It’s not uncommon that the best aspect of old games are the songs, and Sonic the Hedgehog is no different.
The entire soundtrack, and the sequels I may add, have a pleasant sense of rebellion to them. They’re always containing some guitar riff, or a melody that only feels at home in a Sonic game. It’s hard to describe, but there really isn’t anything like it.
I didn’t have a Genesis growing up, but thankfully a handful of pals did. It was truly the best of both world, as I got to enjoy a library of games I didn’t have access to and I was able to do so without begging my parents to splurge on something expensive they didn’t understand.
The games were challenging at times, but not overly so. Unfortunately, I think the reason for the challenge lies in the fact that Sonic is mostly a horizontal, go-fast kinda fella, but many of the pitfalls required precision platform jumping. Not the blue blur’s strong suit. I always felt like Sonic had ice skates on, whereas Mario had proper hiking shoes. Both have their uses, but if I want to pick one to traverse narrow strips of land to avoid lava, you know who I’d rather have in my corner.
One more annoyance; If you think Sonic the Hedgehog bucked the trend of water levels providing ZERO fun, you’re wrong. This sound clip gave millions of children nightmares for years to come. Did Mario ever run out of air?

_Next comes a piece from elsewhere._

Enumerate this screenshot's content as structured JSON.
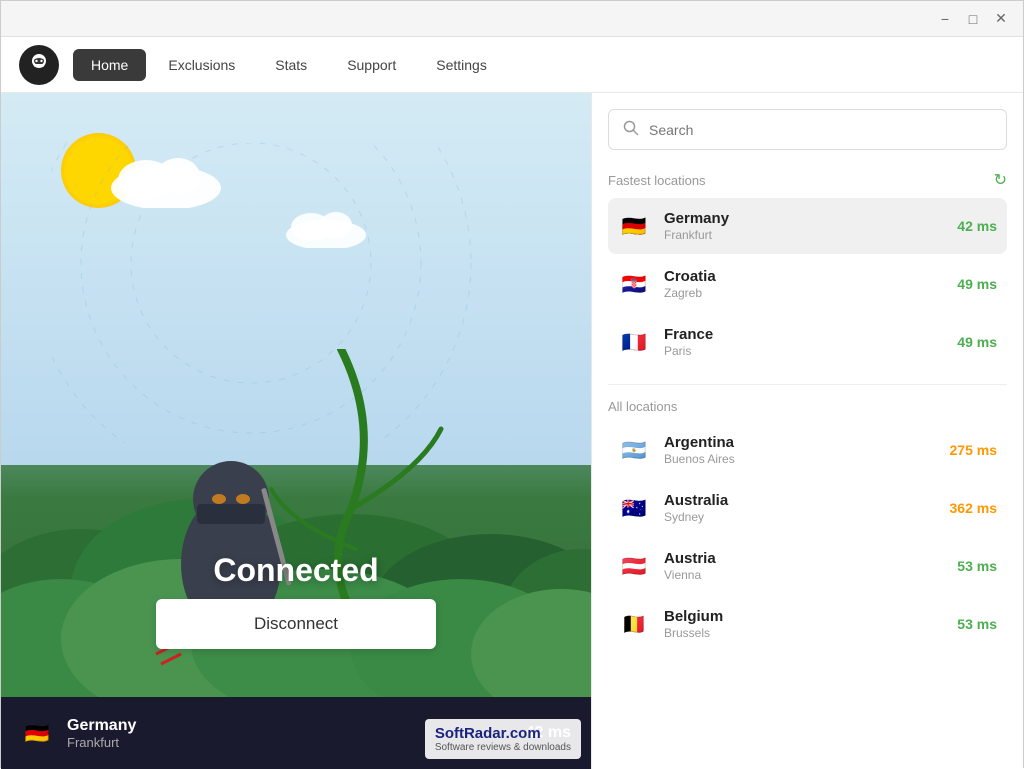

A few more nitpicks ensured that I’d always be a Nintendo guy over Sega, but at this point I feel like I’m the one punching downward. Oh sure, I didn’t like the Genesis controller (still don’t), and the power-ups are lame compared to Mario’s (they are) and the Sonic sequels were leagues better (still are), I still couldn’t help but be pulled in, along with many of my friends. Animals popping out of robotic enemies that you defeated, Dr. Robotnik’s increasingly dangerous boss encounters and curling into a ball while ping-ponging yourself to impossible speeds with steep hills and springboards was too much to resist. Sonic did what Nintendo couldn’t, and it was immediately obvious to a generation.